Managing a presidential transition during a national crisis

April 13, 2020

Stephanie Cutter, spokesperson for the Obama-Biden transition in 2008 and nationally recognized communications strategist, shares her perspective on managing the Obama-Biden transition during the global financial crisis. Cutter shares how the communications team positioned then president-elect Barack Obama in the public eye, how the team approached the economic crisis and how they managed the period from election to Inauguration Day.  

Read the highlights:

Dave: What advice would you give to whomever the next spokesperson is for a transition? What are the most important things that person should think about before he or she takes on the role?   

Cutter: Well, the biggest is that you’re no longer on the campaign. You are a government. It is the highest office in the land. It is an office people revere across the world and you show it some respect. So take off your campaign hat and put on your governing hat and think about the long term, not the short term.


Dave: In every campaign there’s a mind shift when someone goes from candidate to being president-elect, where people say, “Wow, this person’s actually going to be president.” And part of the challenge is to communicate to the American public that this person’s going to be president. So how do you do that? What were you thinking about from a communications perspective?   

Cutter: Well remember, part of the threshold that we had to get over for Obama as a candidate was to show him as a president. He was relatively unknown—a new senator, so we had been working on that for a long time. We were also in the middle of an economic crisis. And throughout that fall, there were lots of moments to show leadership and control over the situation to give people confidence. And we took full advantage of that—for good reason. But moving from a campaign into a transition mode—he was the president-elect, so, you want to communicate that you’re moving quickly to set up a government confidently and competently. 


Dave: So the day after the election, Bush was incredibly gracious to Obama, rolled out the red carpet and there was cooperation and collaboration between the two. This is after a year and a half of basically running against Bush. How did the campaign team shift that paradigm?  

Cutter: It was a huge adjustment. We had to be very careful with our comments and what we were putting out there because we were working so closely in cooperation with them, and they were being extraordinarily helpful to us because of the economic crisis that we were in. As soon as you move from a campaign to a transition, out goes the campaign rhetoric. It’s not Bush’s economy this and failure that, it’s what are we going to do? It’s looking to the future. It’s putting real plans in place. It’s putting the people that are going to be shepherding those plans in place and frankly, we had enough to deal with on our own. There was no time to think about, “Oh, well, remember this positioning on the campaign of Obama versus Bush,” we had much bigger things to think about.   

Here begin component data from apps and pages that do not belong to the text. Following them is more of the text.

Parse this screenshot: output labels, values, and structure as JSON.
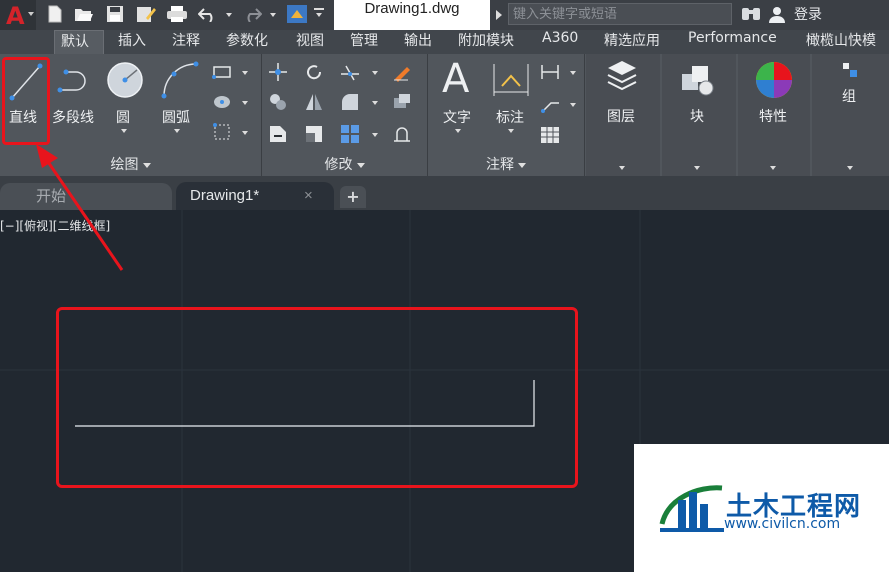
{
  "titlebar": {
    "document_title": "Drawing1.dwg",
    "search_placeholder": "键入关键字或短语",
    "login_label": "登录",
    "app_icon": "A"
  },
  "ribbon_tabs": [
    "默认",
    "插入",
    "注释",
    "参数化",
    "视图",
    "管理",
    "输出",
    "附加模块",
    "A360",
    "精选应用",
    "Performance",
    "橄榄山快模"
  ],
  "active_tab_index": 0,
  "draw_panel": {
    "title": "绘图",
    "tools": {
      "line": "直线",
      "polyline": "多段线",
      "circle": "圆",
      "arc": "圆弧"
    }
  },
  "modify_panel": {
    "title": "修改"
  },
  "annotation_panel": {
    "title": "注释",
    "tools": {
      "text": "文字",
      "dimension": "标注",
      "text_glyph": "A"
    }
  },
  "layers_panel": {
    "label": "图层"
  },
  "block_panel": {
    "label": "块"
  },
  "properties_panel": {
    "label": "特性"
  },
  "groups_panel": {
    "label": "组"
  },
  "file_tabs": {
    "start": "开始",
    "drawing": "Drawing1*",
    "close_glyph": "×",
    "add_glyph": "+"
  },
  "viewport_label": "[−][俯视][二维线框]",
  "watermark": {
    "name": "土木工程网",
    "url": "www.civilcn.com"
  },
  "colors": {
    "highlight_red": "#e8141c",
    "canvas": "#212830",
    "ribbon": "#51565c",
    "accent_blue": "#2f7fd1"
  }
}
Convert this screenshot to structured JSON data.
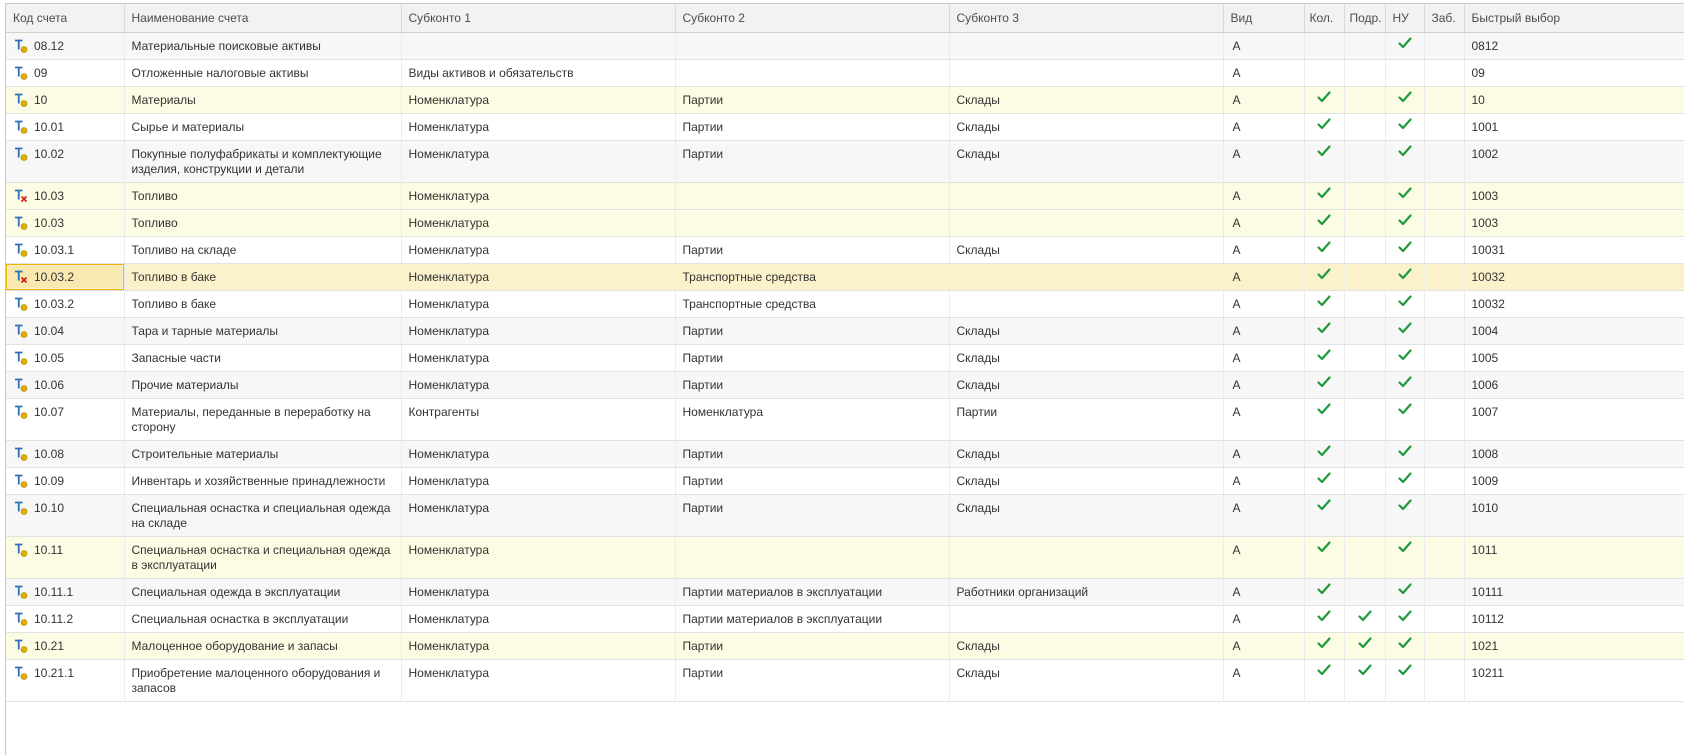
{
  "columns": {
    "code": "Код счета",
    "name": "Наименование счета",
    "sub1": "Субконто 1",
    "sub2": "Субконто 2",
    "sub3": "Субконто 3",
    "kind": "Вид",
    "qty": "Кол.",
    "dept": "Подр.",
    "nu": "НУ",
    "offbal": "Заб.",
    "quick": "Быстрый выбор"
  },
  "rows": [
    {
      "code": "08.12",
      "name": "Материальные поисковые активы",
      "sub1": "",
      "sub2": "",
      "sub3": "",
      "kind": "А",
      "qty": false,
      "dept": false,
      "nu": true,
      "offbal": false,
      "quick": "0812",
      "deleted": false,
      "group": false,
      "two_line": false
    },
    {
      "code": "09",
      "name": "Отложенные налоговые активы",
      "sub1": "Виды активов и обязательств",
      "sub2": "",
      "sub3": "",
      "kind": "А",
      "qty": false,
      "dept": false,
      "nu": false,
      "offbal": false,
      "quick": "09",
      "deleted": false,
      "group": false,
      "two_line": false
    },
    {
      "code": "10",
      "name": "Материалы",
      "sub1": "Номенклатура",
      "sub2": "Партии",
      "sub3": "Склады",
      "kind": "А",
      "qty": true,
      "dept": false,
      "nu": true,
      "offbal": false,
      "quick": "10",
      "deleted": false,
      "group": true,
      "two_line": false
    },
    {
      "code": "10.01",
      "name": "Сырье и материалы",
      "sub1": "Номенклатура",
      "sub2": "Партии",
      "sub3": "Склады",
      "kind": "А",
      "qty": true,
      "dept": false,
      "nu": true,
      "offbal": false,
      "quick": "1001",
      "deleted": false,
      "group": false,
      "two_line": false
    },
    {
      "code": "10.02",
      "name": "Покупные полуфабрикаты и комплектующие изделия, конструкции и детали",
      "sub1": "Номенклатура",
      "sub2": "Партии",
      "sub3": "Склады",
      "kind": "А",
      "qty": true,
      "dept": false,
      "nu": true,
      "offbal": false,
      "quick": "1002",
      "deleted": false,
      "group": false,
      "two_line": true
    },
    {
      "code": "10.03",
      "name": "Топливо",
      "sub1": "Номенклатура",
      "sub2": "",
      "sub3": "",
      "kind": "А",
      "qty": true,
      "dept": false,
      "nu": true,
      "offbal": false,
      "quick": "1003",
      "deleted": true,
      "group": true,
      "two_line": false
    },
    {
      "code": "10.03",
      "name": "Топливо",
      "sub1": "Номенклатура",
      "sub2": "",
      "sub3": "",
      "kind": "А",
      "qty": true,
      "dept": false,
      "nu": true,
      "offbal": false,
      "quick": "1003",
      "deleted": false,
      "group": true,
      "two_line": false
    },
    {
      "code": "10.03.1",
      "name": "Топливо на складе",
      "sub1": "Номенклатура",
      "sub2": "Партии",
      "sub3": "Склады",
      "kind": "А",
      "qty": true,
      "dept": false,
      "nu": true,
      "offbal": false,
      "quick": "10031",
      "deleted": false,
      "group": false,
      "two_line": false
    },
    {
      "code": "10.03.2",
      "name": "Топливо в баке",
      "sub1": "Номенклатура",
      "sub2": "Транспортные средства",
      "sub3": "",
      "kind": "А",
      "qty": true,
      "dept": false,
      "nu": true,
      "offbal": false,
      "quick": "10032",
      "deleted": true,
      "group": false,
      "two_line": false,
      "selected": true
    },
    {
      "code": "10.03.2",
      "name": "Топливо в баке",
      "sub1": "Номенклатура",
      "sub2": "Транспортные средства",
      "sub3": "",
      "kind": "А",
      "qty": true,
      "dept": false,
      "nu": true,
      "offbal": false,
      "quick": "10032",
      "deleted": false,
      "group": false,
      "two_line": false
    },
    {
      "code": "10.04",
      "name": "Тара и тарные материалы",
      "sub1": "Номенклатура",
      "sub2": "Партии",
      "sub3": "Склады",
      "kind": "А",
      "qty": true,
      "dept": false,
      "nu": true,
      "offbal": false,
      "quick": "1004",
      "deleted": false,
      "group": false,
      "two_line": false
    },
    {
      "code": "10.05",
      "name": "Запасные части",
      "sub1": "Номенклатура",
      "sub2": "Партии",
      "sub3": "Склады",
      "kind": "А",
      "qty": true,
      "dept": false,
      "nu": true,
      "offbal": false,
      "quick": "1005",
      "deleted": false,
      "group": false,
      "two_line": false
    },
    {
      "code": "10.06",
      "name": "Прочие материалы",
      "sub1": "Номенклатура",
      "sub2": "Партии",
      "sub3": "Склады",
      "kind": "А",
      "qty": true,
      "dept": false,
      "nu": true,
      "offbal": false,
      "quick": "1006",
      "deleted": false,
      "group": false,
      "two_line": false
    },
    {
      "code": "10.07",
      "name": "Материалы, переданные в переработку на сторону",
      "sub1": "Контрагенты",
      "sub2": "Номенклатура",
      "sub3": "Партии",
      "kind": "А",
      "qty": true,
      "dept": false,
      "nu": true,
      "offbal": false,
      "quick": "1007",
      "deleted": false,
      "group": false,
      "two_line": true
    },
    {
      "code": "10.08",
      "name": "Строительные материалы",
      "sub1": "Номенклатура",
      "sub2": "Партии",
      "sub3": "Склады",
      "kind": "А",
      "qty": true,
      "dept": false,
      "nu": true,
      "offbal": false,
      "quick": "1008",
      "deleted": false,
      "group": false,
      "two_line": false
    },
    {
      "code": "10.09",
      "name": "Инвентарь и хозяйственные принадлежности",
      "sub1": "Номенклатура",
      "sub2": "Партии",
      "sub3": "Склады",
      "kind": "А",
      "qty": true,
      "dept": false,
      "nu": true,
      "offbal": false,
      "quick": "1009",
      "deleted": false,
      "group": false,
      "two_line": false
    },
    {
      "code": "10.10",
      "name": "Специальная оснастка и специальная одежда на складе",
      "sub1": "Номенклатура",
      "sub2": "Партии",
      "sub3": "Склады",
      "kind": "А",
      "qty": true,
      "dept": false,
      "nu": true,
      "offbal": false,
      "quick": "1010",
      "deleted": false,
      "group": false,
      "two_line": true
    },
    {
      "code": "10.11",
      "name": "Специальная оснастка и специальная одежда в эксплуатации",
      "sub1": "Номенклатура",
      "sub2": "",
      "sub3": "",
      "kind": "А",
      "qty": true,
      "dept": false,
      "nu": true,
      "offbal": false,
      "quick": "1011",
      "deleted": false,
      "group": true,
      "two_line": true
    },
    {
      "code": "10.11.1",
      "name": "Специальная одежда в эксплуатации",
      "sub1": "Номенклатура",
      "sub2": "Партии материалов в эксплуатации",
      "sub3": "Работники организаций",
      "kind": "А",
      "qty": true,
      "dept": false,
      "nu": true,
      "offbal": false,
      "quick": "10111",
      "deleted": false,
      "group": false,
      "two_line": false
    },
    {
      "code": "10.11.2",
      "name": "Специальная оснастка в эксплуатации",
      "sub1": "Номенклатура",
      "sub2": "Партии материалов в эксплуатации",
      "sub3": "",
      "kind": "А",
      "qty": true,
      "dept": true,
      "nu": true,
      "offbal": false,
      "quick": "10112",
      "deleted": false,
      "group": false,
      "two_line": false
    },
    {
      "code": "10.21",
      "name": "Малоценное оборудование и запасы",
      "sub1": "Номенклатура",
      "sub2": "Партии",
      "sub3": "Склады",
      "kind": "А",
      "qty": true,
      "dept": true,
      "nu": true,
      "offbal": false,
      "quick": "1021",
      "deleted": false,
      "group": true,
      "two_line": false
    },
    {
      "code": "10.21.1",
      "name": "Приобретение малоценного оборудования и запасов",
      "sub1": "Номенклатура",
      "sub2": "Партии",
      "sub3": "Склады",
      "kind": "А",
      "qty": true,
      "dept": true,
      "nu": true,
      "offbal": false,
      "quick": "10211",
      "deleted": false,
      "group": false,
      "two_line": true
    }
  ],
  "colors": {
    "check": "#1f9a3c",
    "icon_blue": "#2e6fb5",
    "icon_dot": "#e0b000",
    "delete_mark": "#d42020",
    "group_row": "#fcfbe3",
    "selected_row": "#fbf2cc",
    "selected_border": "#f0b400"
  },
  "icons": {
    "account": "account-icon",
    "account_deleted": "account-deleted-icon",
    "check": "check-icon"
  }
}
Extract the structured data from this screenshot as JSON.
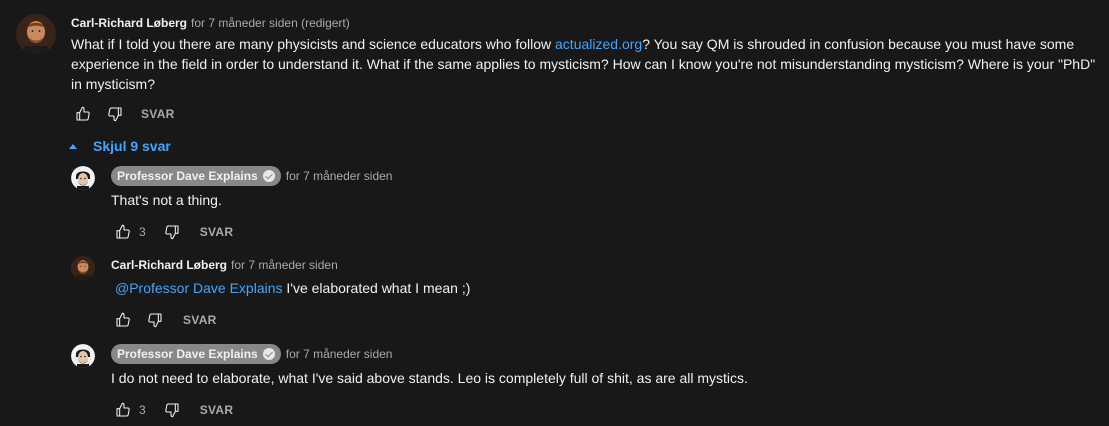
{
  "top_comment": {
    "author": "Carl-Richard Løberg",
    "time": "for 7 måneder siden (redigert)",
    "text_before_link": "What if I told you there are many physicists and science educators who follow ",
    "link_text": "actualized.org",
    "text_after_link": "? You say QM is shrouded in confusion because you must have some experience in the field in order to understand it. What if the same applies to mysticism? How can I know you're not misunderstanding mysticism? Where is your \"PhD\" in mysticism?",
    "reply_label": "SVAR"
  },
  "toggle_replies_label": "Skjul 9 svar",
  "replies": [
    {
      "author": "Professor Dave Explains",
      "verified": true,
      "time": "for 7 måneder siden",
      "text": "That's not a thing.",
      "likes": "3",
      "reply_label": "SVAR"
    },
    {
      "author": "Carl-Richard Løberg",
      "time": "for 7 måneder siden",
      "mention": "@Professor Dave Explains",
      "text": " I've elaborated what I mean ;)",
      "reply_label": "SVAR"
    },
    {
      "author": "Professor Dave Explains",
      "verified": true,
      "time": "for 7 måneder siden",
      "text": "I do not need to elaborate, what I've said above stands. Leo is completely full of shit, as are all mystics.",
      "likes": "3",
      "reply_label": "SVAR"
    }
  ],
  "colors": {
    "background": "#181818",
    "link": "#3ea6ff",
    "secondary_text": "#aaaaaa",
    "author_badge": "#888888"
  }
}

Dave: So as we approached the inauguration, Obama became much more active as a spokesperson. What was your strategy for increasing the intensity of his communications as you approached the inauguration?  

Cutter: You know, once we became more comfortable in that transition role, it’s very difficult to go dark… So somebody needed to communicate confidence. Somebody needed to reassure people that we collectively—the Bush White House, the Bush administration, the transition team and president-elect had this under control.